But it is not so “simple”, as the proteome of a cell varies according to its status: rest, activation, stress, time of development, effect of hormones, drugs, fever … In every moment and in every cell type, the protein profile will be differently expressed. In this regard, it is easy to appreciate the utility of proteomic techniques in neuropaediatric diseases.
The debate proposed by the speakers of the first session allowed us to delve into the study of the most basic parts of the synapse, the biomarkers, the genetics, the proteomics and metabolomics of synaptic diseases.
Drs. Benoit Cölsch and Eduard Sabidó explained how proteins and lipids can be identified and quantified in cerebrospinal fluid using mass spectrometry techniques.
Dr. Sakkubai Naidu, and Dr. Judith Armstrong proposed a debate on what it is currently known about the genetic alterations and neurobiology of Rett syndrome.
Neurons create circuits in which millions of cells are involved, synapses that are established between them and their maturation is of enormous importance in neurodevelopment.
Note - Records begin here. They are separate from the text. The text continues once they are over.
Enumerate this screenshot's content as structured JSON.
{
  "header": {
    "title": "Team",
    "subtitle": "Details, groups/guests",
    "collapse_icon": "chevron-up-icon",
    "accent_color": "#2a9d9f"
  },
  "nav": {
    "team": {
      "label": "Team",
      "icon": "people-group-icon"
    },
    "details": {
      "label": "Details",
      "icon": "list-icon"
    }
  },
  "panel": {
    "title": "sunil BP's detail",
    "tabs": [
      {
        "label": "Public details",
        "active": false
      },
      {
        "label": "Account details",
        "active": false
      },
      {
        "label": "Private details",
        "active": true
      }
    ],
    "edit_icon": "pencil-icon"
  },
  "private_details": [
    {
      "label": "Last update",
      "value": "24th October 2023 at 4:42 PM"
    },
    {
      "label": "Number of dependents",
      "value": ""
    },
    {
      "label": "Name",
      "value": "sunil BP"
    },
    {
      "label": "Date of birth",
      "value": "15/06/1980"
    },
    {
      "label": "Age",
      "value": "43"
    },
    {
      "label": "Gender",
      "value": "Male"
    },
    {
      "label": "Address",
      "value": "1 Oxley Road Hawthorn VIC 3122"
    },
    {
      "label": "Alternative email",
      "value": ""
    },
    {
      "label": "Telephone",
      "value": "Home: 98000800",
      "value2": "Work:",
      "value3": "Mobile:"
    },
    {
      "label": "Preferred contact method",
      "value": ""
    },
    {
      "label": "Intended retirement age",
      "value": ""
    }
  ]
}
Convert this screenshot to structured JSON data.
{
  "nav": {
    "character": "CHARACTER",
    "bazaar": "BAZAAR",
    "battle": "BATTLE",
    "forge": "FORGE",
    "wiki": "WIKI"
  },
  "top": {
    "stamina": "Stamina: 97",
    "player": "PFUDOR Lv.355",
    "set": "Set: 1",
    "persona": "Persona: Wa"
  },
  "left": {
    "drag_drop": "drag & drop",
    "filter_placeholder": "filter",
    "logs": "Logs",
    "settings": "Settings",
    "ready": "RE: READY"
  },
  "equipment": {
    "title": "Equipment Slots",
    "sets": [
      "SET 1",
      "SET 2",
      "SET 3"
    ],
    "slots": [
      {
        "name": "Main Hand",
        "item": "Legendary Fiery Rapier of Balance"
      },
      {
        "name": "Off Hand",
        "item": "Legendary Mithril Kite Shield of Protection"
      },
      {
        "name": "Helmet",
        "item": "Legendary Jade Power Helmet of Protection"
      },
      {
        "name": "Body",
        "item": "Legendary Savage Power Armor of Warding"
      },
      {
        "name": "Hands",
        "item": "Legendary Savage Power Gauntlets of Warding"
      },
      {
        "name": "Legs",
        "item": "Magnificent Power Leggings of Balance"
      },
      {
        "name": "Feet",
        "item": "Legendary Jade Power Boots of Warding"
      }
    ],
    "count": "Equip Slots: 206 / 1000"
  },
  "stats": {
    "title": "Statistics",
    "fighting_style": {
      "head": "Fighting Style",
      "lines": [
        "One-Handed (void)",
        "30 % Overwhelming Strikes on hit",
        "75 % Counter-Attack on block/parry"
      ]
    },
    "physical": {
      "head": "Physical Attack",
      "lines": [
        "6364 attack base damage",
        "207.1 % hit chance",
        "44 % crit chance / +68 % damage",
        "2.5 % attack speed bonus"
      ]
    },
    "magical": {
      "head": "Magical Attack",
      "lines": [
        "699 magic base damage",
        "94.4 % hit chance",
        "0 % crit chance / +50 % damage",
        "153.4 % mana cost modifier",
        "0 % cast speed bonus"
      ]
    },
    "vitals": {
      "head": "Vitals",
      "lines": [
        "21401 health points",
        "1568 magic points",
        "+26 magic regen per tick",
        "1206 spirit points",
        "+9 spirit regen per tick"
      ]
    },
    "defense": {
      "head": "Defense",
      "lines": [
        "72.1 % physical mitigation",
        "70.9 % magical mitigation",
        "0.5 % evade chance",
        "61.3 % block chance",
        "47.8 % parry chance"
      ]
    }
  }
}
Knowing how neural networks and circuits -the conectoma- are established and modified over brain development is of great importance in conditions such as Attention Deficit Disorder -hyperactivity-ADD-H, where the formation of brain circuits is indeed altered.
Through neuroimaging studies Dr. Paulo Rodrigues, Dr. Antoni Ramos-Quiroga and Dr. Xavier Castellanos explained how the formation of brain circuits can be studied and thus how it is possible to investigate the characteristics of a healthy development, detecting what is pathological.
Advanced imaging techniques allow individualized study of circuits forming a brain, allowing us to get maps, even in creation, of the elements that contribute to each circuit, see how they mature or which alterations are detected in the disease.
In this video from Daniel Margulies, we see a brain at rest, without any particular activity. Warm colors represent areas that are receiving more blood flow and cold colors the less irrigated areas, the colors change continuously over time. To maintain this activity the brain uses 60% of the total energy it needs to function.
In the case of ADD-H, there is a delay in the maturation of several brain structures, which explains the difficulties of these children in sustaining attention, reaction time and the tasks involved in the brain’s executive functions.
The session that closed this course allowed us to discuss study models and new therapeutic perspectives for synaptic diseases.
Thus, Dr. Soledad Alcántara explained that the study of diseases in animal models have obvious advantages but clear limitations. Dr. Hector Diez presented cell cultures as study models. Dr. Mara Dierssen talked about promising drug treatments aimed to improve the brain plasticity in intellectual disabilities (whatever its cause). Dr. Aurora Martinez explained how higher knowledge of the enzymes that contribute to the synthesis of catecholamines, permits the design of drugs aimed to preserve the activity of these enzymes, promising strategies for diseases in which they are altered. Dr. Cristina Fillat talked about gene therapy in neurological diseases involving the synapse. And Dr. Pau Gorostiza about how light can be used to modify cell biological activity, a new field that opens doors to new knowledge and treatments.
The complexity of the issues and the extraordinary quality of the speakers and presented papers made it worth to attend this B-Debate. For those interested in the topic, I recommend to follow the blog
Connecting the Growing Brain